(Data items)
=======

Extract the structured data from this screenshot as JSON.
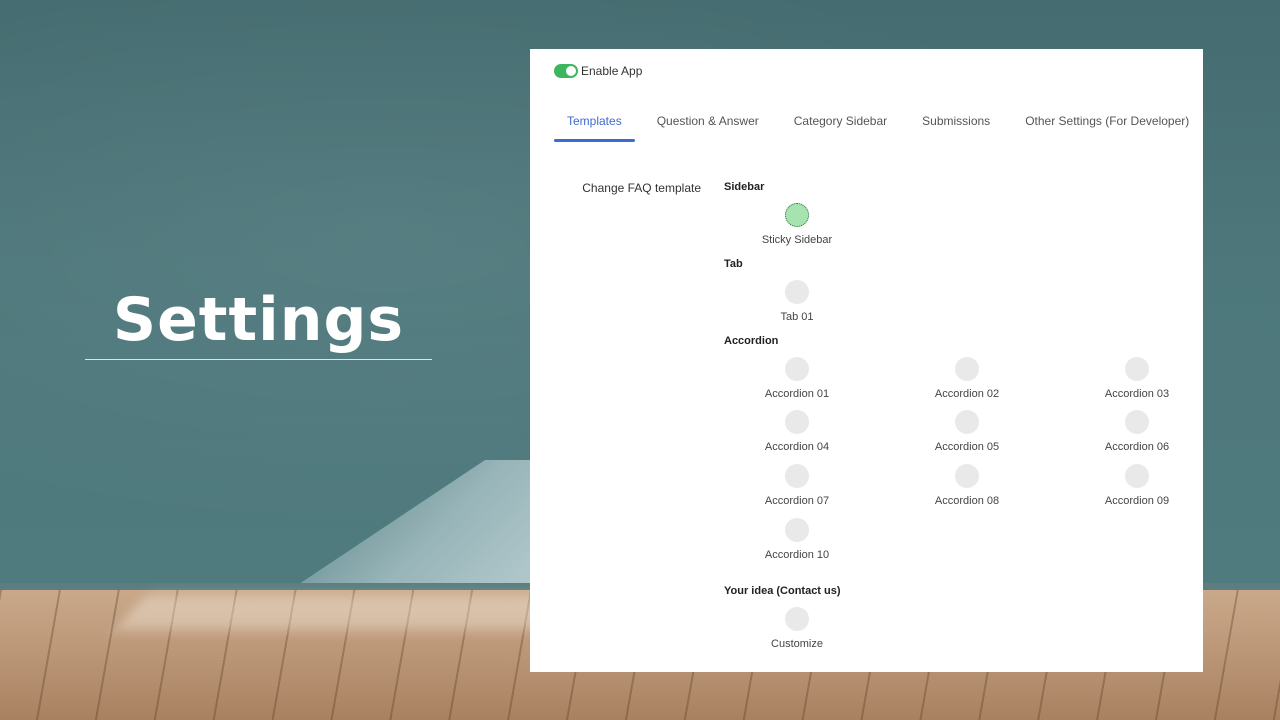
{
  "hero": {
    "title": "Settings"
  },
  "panel": {
    "enable_app": {
      "label": "Enable App",
      "on": true
    },
    "tabs": [
      {
        "label": "Templates",
        "active": true
      },
      {
        "label": "Question & Answer",
        "active": false
      },
      {
        "label": "Category Sidebar",
        "active": false
      },
      {
        "label": "Submissions",
        "active": false
      },
      {
        "label": "Other Settings (For Developer)",
        "active": false
      }
    ],
    "field_label": "Change FAQ template",
    "sections": {
      "sidebar": {
        "title": "Sidebar",
        "options": [
          "Sticky Sidebar"
        ]
      },
      "tab": {
        "title": "Tab",
        "options": [
          "Tab 01"
        ]
      },
      "accordion": {
        "title": "Accordion",
        "options": [
          "Accordion 01",
          "Accordion 02",
          "Accordion 03",
          "Accordion 04",
          "Accordion 05",
          "Accordion 06",
          "Accordion 07",
          "Accordion 08",
          "Accordion 09",
          "Accordion 10"
        ]
      },
      "idea": {
        "title": "Your idea (Contact us)",
        "options": [
          "Customize"
        ]
      }
    },
    "selected": "Sticky Sidebar"
  },
  "colors": {
    "accent": "#3d6bce",
    "toggle_on": "#3eb55f",
    "selected_radio": "#a7e3b0"
  }
}
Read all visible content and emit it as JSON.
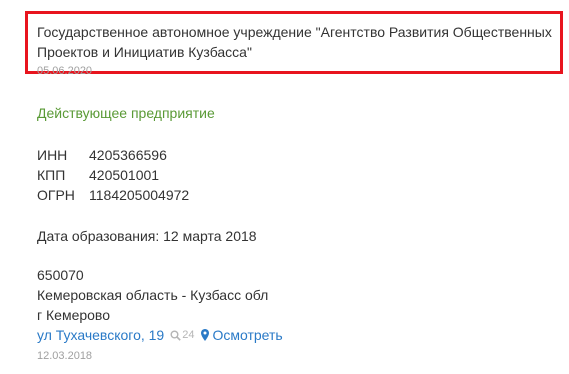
{
  "org": {
    "name": "Государственное автономное учреждение \"Агентство Развития Общественных Проектов и Инициатив Кузбасса\"",
    "date": "05.06.2020"
  },
  "status": "Действующее предприятие",
  "codes": [
    {
      "label": "ИНН",
      "value": "4205366596"
    },
    {
      "label": "КПП",
      "value": "420501001"
    },
    {
      "label": "ОГРН",
      "value": "1184205004972"
    }
  ],
  "founded": "Дата образования: 12 марта 2018",
  "address": {
    "postcode": "650070",
    "region": "Кемеровская область - Кузбасс обл",
    "city": "г Кемерово",
    "street": "ул Тухачевского, 19",
    "search_count": "24",
    "view_label": "Осмотреть",
    "date": "12.03.2018"
  },
  "colors": {
    "highlight": "#e8141e",
    "status": "#5a9a36",
    "link": "#2a7ac7",
    "muted": "#a0a0a0"
  },
  "icons": {
    "search_count": "search-icon",
    "view": "map-pin-icon"
  }
}
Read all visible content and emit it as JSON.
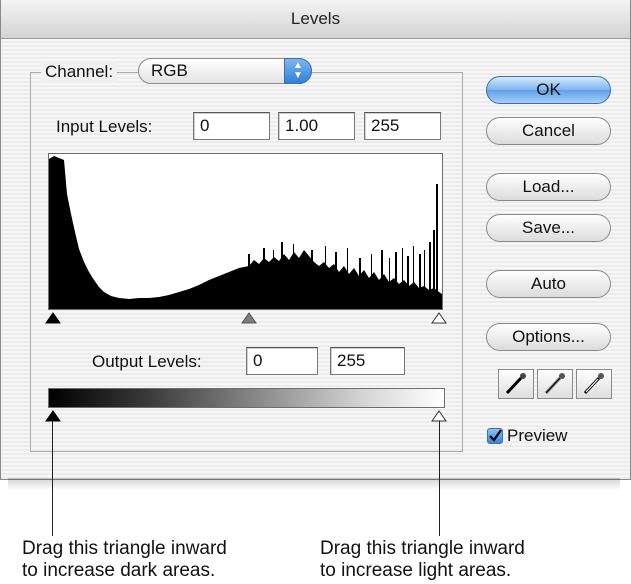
{
  "window": {
    "title": "Levels"
  },
  "channel": {
    "label": "Channel:",
    "value": "RGB"
  },
  "input_levels": {
    "label": "Input Levels:",
    "black": "0",
    "gamma": "1.00",
    "white": "255"
  },
  "output_levels": {
    "label": "Output Levels:",
    "black": "0",
    "white": "255"
  },
  "buttons": {
    "ok": "OK",
    "cancel": "Cancel",
    "load": "Load...",
    "save": "Save...",
    "auto": "Auto",
    "options": "Options..."
  },
  "eyedroppers": [
    "black-eyedropper-icon",
    "gray-eyedropper-icon",
    "white-eyedropper-icon"
  ],
  "preview": {
    "label": "Preview",
    "checked": true
  },
  "callouts": {
    "left": [
      "Drag this triangle inward",
      "to increase dark areas."
    ],
    "right": [
      "Drag this triangle inward",
      "to increase light areas."
    ]
  },
  "colors": {
    "ok_button": "#6aa8ea",
    "histogram": "#000000",
    "accent_blue": "#3a84d6"
  }
}
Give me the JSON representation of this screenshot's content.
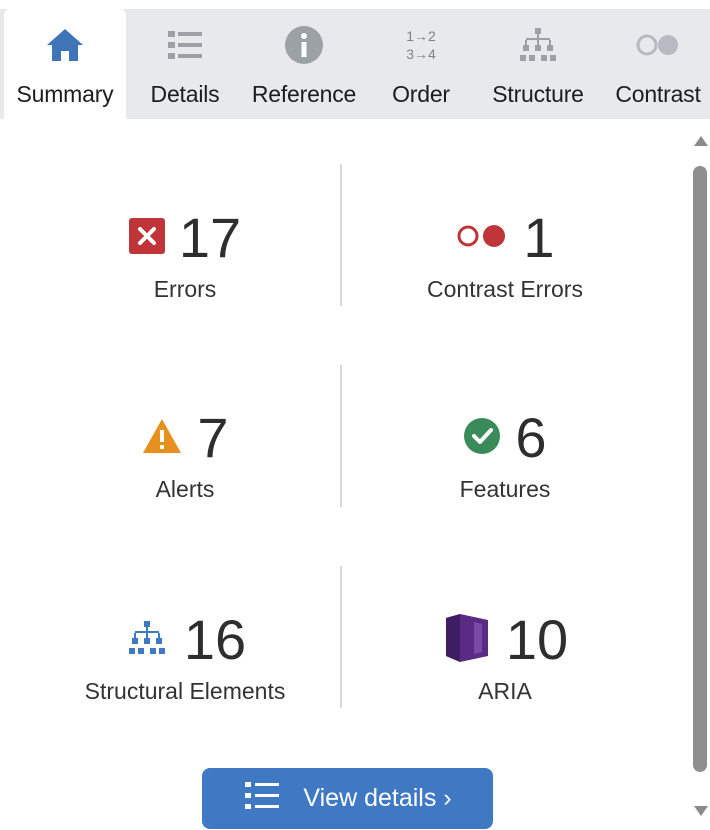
{
  "tabs": [
    {
      "label": "Summary",
      "icon": "home-icon",
      "active": true
    },
    {
      "label": "Details",
      "icon": "list-icon"
    },
    {
      "label": "Reference",
      "icon": "info-icon"
    },
    {
      "label": "Order",
      "icon": "order-icon",
      "icon_text": [
        "1→2",
        "3→4"
      ]
    },
    {
      "label": "Structure",
      "icon": "hierarchy-icon"
    },
    {
      "label": "Contrast",
      "icon": "contrast-icon"
    }
  ],
  "stats": {
    "errors": {
      "value": "17",
      "label": "Errors",
      "icon": "error-x-icon",
      "color": "#c0353a"
    },
    "contrast": {
      "value": "1",
      "label": "Contrast Errors",
      "icon": "contrast-error-icon",
      "color": "#c0353a"
    },
    "alerts": {
      "value": "7",
      "label": "Alerts",
      "icon": "warning-triangle-icon",
      "color": "#e6901e"
    },
    "features": {
      "value": "6",
      "label": "Features",
      "icon": "check-circle-icon",
      "color": "#3a8a5a"
    },
    "structural": {
      "value": "16",
      "label": "Structural Elements",
      "icon": "hierarchy-icon",
      "color": "#3f79c4"
    },
    "aria": {
      "value": "10",
      "label": "ARIA",
      "icon": "aria-cube-icon",
      "color": "#5a2b84"
    }
  },
  "view_details": {
    "label": "View details ›",
    "icon": "list-icon",
    "color": "#3f79c4"
  }
}
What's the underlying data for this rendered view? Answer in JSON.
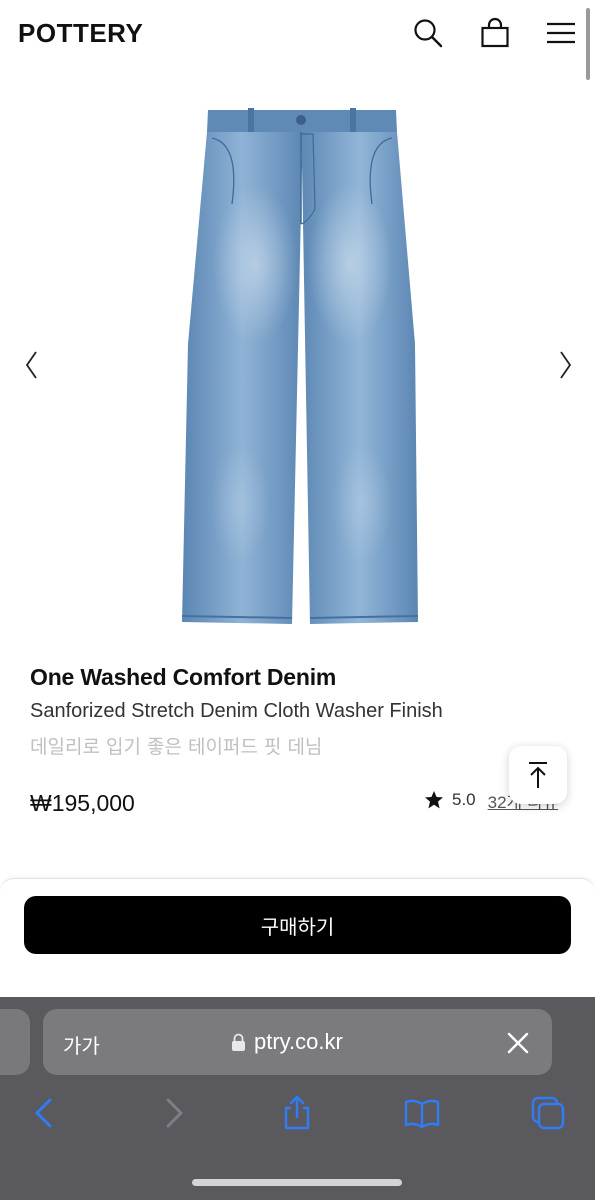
{
  "header": {
    "brand": "POTTERY",
    "icons": [
      "search-icon",
      "shopping-bag-icon",
      "hamburger-menu-icon"
    ]
  },
  "gallery": {
    "image": "light-wash-denim-jeans",
    "prev_icon": "chevron-left-icon",
    "next_icon": "chevron-right-icon"
  },
  "product": {
    "title": "One Washed Comfort Denim",
    "subtitle": "Sanforized Stretch Denim Cloth Washer Finish",
    "description": "데일리로 입기 좋은 테이퍼드 핏 데님",
    "price": "₩195,000",
    "rating": "5.0",
    "review_link": "32개 리뷰"
  },
  "scroll_top_icon": "arrow-up-to-top-icon",
  "buy_button": {
    "label": "구매하기"
  },
  "browser": {
    "text_size_label": "가가",
    "url": "ptry.co.kr",
    "toolbar_icons": [
      "back-icon",
      "forward-icon",
      "share-icon",
      "bookmarks-icon",
      "tabs-icon"
    ]
  },
  "colors": {
    "button_bg": "#000000",
    "safari_bg": "#5a5a5e",
    "safari_accent": "#2f7cf6",
    "denim": "#6f9bc6"
  }
}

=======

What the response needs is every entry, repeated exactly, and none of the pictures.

Extract the structured data from this screenshot as JSON.
{
  "hero": {
    "title": "Settings"
  },
  "panel": {
    "enable_app": {
      "label": "Enable App",
      "on": true
    },
    "tabs": [
      {
        "label": "Templates",
        "active": true
      },
      {
        "label": "Question & Answer",
        "active": false
      },
      {
        "label": "Category Sidebar",
        "active": false
      },
      {
        "label": "Submissions",
        "active": false
      },
      {
        "label": "Other Settings (For Developer)",
        "active": false
      }
    ],
    "field_label": "Change FAQ template",
    "sections": {
      "sidebar": {
        "title": "Sidebar",
        "options": [
          "Sticky Sidebar"
        ]
      },
      "tab": {
        "title": "Tab",
        "options": [
          "Tab 01"
        ]
      },
      "accordion": {
        "title": "Accordion",
        "options": [
          "Accordion 01",
          "Accordion 02",
          "Accordion 03",
          "Accordion 04",
          "Accordion 05",
          "Accordion 06",
          "Accordion 07",
          "Accordion 08",
          "Accordion 09",
          "Accordion 10"
        ]
      },
      "idea": {
        "title": "Your idea (Contact us)",
        "options": [
          "Customize"
        ]
      }
    },
    "selected": "Sticky Sidebar"
  },
  "colors": {
    "accent": "#3d6bce",
    "toggle_on": "#3eb55f",
    "selected_radio": "#a7e3b0"
  }
}
Read all visible content and emit it as JSON.
{
  "org": {
    "name": "Государственное автономное учреждение \"Агентство Развития Общественных Проектов и Инициатив Кузбасса\"",
    "date": "05.06.2020"
  },
  "status": "Действующее предприятие",
  "codes": [
    {
      "label": "ИНН",
      "value": "4205366596"
    },
    {
      "label": "КПП",
      "value": "420501001"
    },
    {
      "label": "ОГРН",
      "value": "1184205004972"
    }
  ],
  "founded": "Дата образования: 12 марта 2018",
  "address": {
    "postcode": "650070",
    "region": "Кемеровская область - Кузбасс обл",
    "city": "г Кемерово",
    "street": "ул Тухачевского, 19",
    "search_count": "24",
    "view_label": "Осмотреть",
    "date": "12.03.2018"
  },
  "colors": {
    "highlight": "#e8141e",
    "status": "#5a9a36",
    "link": "#2a7ac7",
    "muted": "#a0a0a0"
  },
  "icons": {
    "search_count": "search-icon",
    "view": "map-pin-icon"
  }
}
Read all visible content and emit it as JSON.
{
  "window": {
    "title": "Levels"
  },
  "channel": {
    "label": "Channel:",
    "value": "RGB"
  },
  "input_levels": {
    "label": "Input Levels:",
    "black": "0",
    "gamma": "1.00",
    "white": "255"
  },
  "output_levels": {
    "label": "Output Levels:",
    "black": "0",
    "white": "255"
  },
  "buttons": {
    "ok": "OK",
    "cancel": "Cancel",
    "load": "Load...",
    "save": "Save...",
    "auto": "Auto",
    "options": "Options..."
  },
  "eyedroppers": [
    "black-eyedropper-icon",
    "gray-eyedropper-icon",
    "white-eyedropper-icon"
  ],
  "preview": {
    "label": "Preview",
    "checked": true
  },
  "callouts": {
    "left": [
      "Drag this triangle inward",
      "to increase dark areas."
    ],
    "right": [
      "Drag this triangle inward",
      "to increase light areas."
    ]
  },
  "colors": {
    "ok_button": "#6aa8ea",
    "histogram": "#000000",
    "accent_blue": "#3a84d6"
  }
}
Give me the JSON representation of this screenshot's content.
{
  "tabs": [
    {
      "label": "Summary",
      "icon": "home-icon",
      "active": true
    },
    {
      "label": "Details",
      "icon": "list-icon"
    },
    {
      "label": "Reference",
      "icon": "info-icon"
    },
    {
      "label": "Order",
      "icon": "order-icon",
      "icon_text": [
        "1→2",
        "3→4"
      ]
    },
    {
      "label": "Structure",
      "icon": "hierarchy-icon"
    },
    {
      "label": "Contrast",
      "icon": "contrast-icon"
    }
  ],
  "stats": {
    "errors": {
      "value": "17",
      "label": "Errors",
      "icon": "error-x-icon",
      "color": "#c0353a"
    },
    "contrast": {
      "value": "1",
      "label": "Contrast Errors",
      "icon": "contrast-error-icon",
      "color": "#c0353a"
    },
    "alerts": {
      "value": "7",
      "label": "Alerts",
      "icon": "warning-triangle-icon",
      "color": "#e6901e"
    },
    "features": {
      "value": "6",
      "label": "Features",
      "icon": "check-circle-icon",
      "color": "#3a8a5a"
    },
    "structural": {
      "value": "16",
      "label": "Structural Elements",
      "icon": "hierarchy-icon",
      "color": "#3f79c4"
    },
    "aria": {
      "value": "10",
      "label": "ARIA",
      "icon": "aria-cube-icon",
      "color": "#5a2b84"
    }
  },
  "view_details": {
    "label": "View details ›",
    "icon": "list-icon",
    "color": "#3f79c4"
  }
}
What's the underlying data for this rendered view? Answer in JSON.
{
  "header": {
    "brand": "POTTERY",
    "icons": [
      "search-icon",
      "shopping-bag-icon",
      "hamburger-menu-icon"
    ]
  },
  "gallery": {
    "image": "light-wash-denim-jeans",
    "prev_icon": "chevron-left-icon",
    "next_icon": "chevron-right-icon"
  },
  "product": {
    "title": "One Washed Comfort Denim",
    "subtitle": "Sanforized Stretch Denim Cloth Washer Finish",
    "description": "데일리로 입기 좋은 테이퍼드 핏 데님",
    "price": "₩195,000",
    "rating": "5.0",
    "review_link": "32개 리뷰"
  },
  "scroll_top_icon": "arrow-up-to-top-icon",
  "buy_button": {
    "label": "구매하기"
  },
  "browser": {
    "text_size_label": "가가",
    "url": "ptry.co.kr",
    "toolbar_icons": [
      "back-icon",
      "forward-icon",
      "share-icon",
      "bookmarks-icon",
      "tabs-icon"
    ]
  },
  "colors": {
    "button_bg": "#000000",
    "safari_bg": "#5a5a5e",
    "safari_accent": "#2f7cf6",
    "denim": "#6f9bc6"
  }
}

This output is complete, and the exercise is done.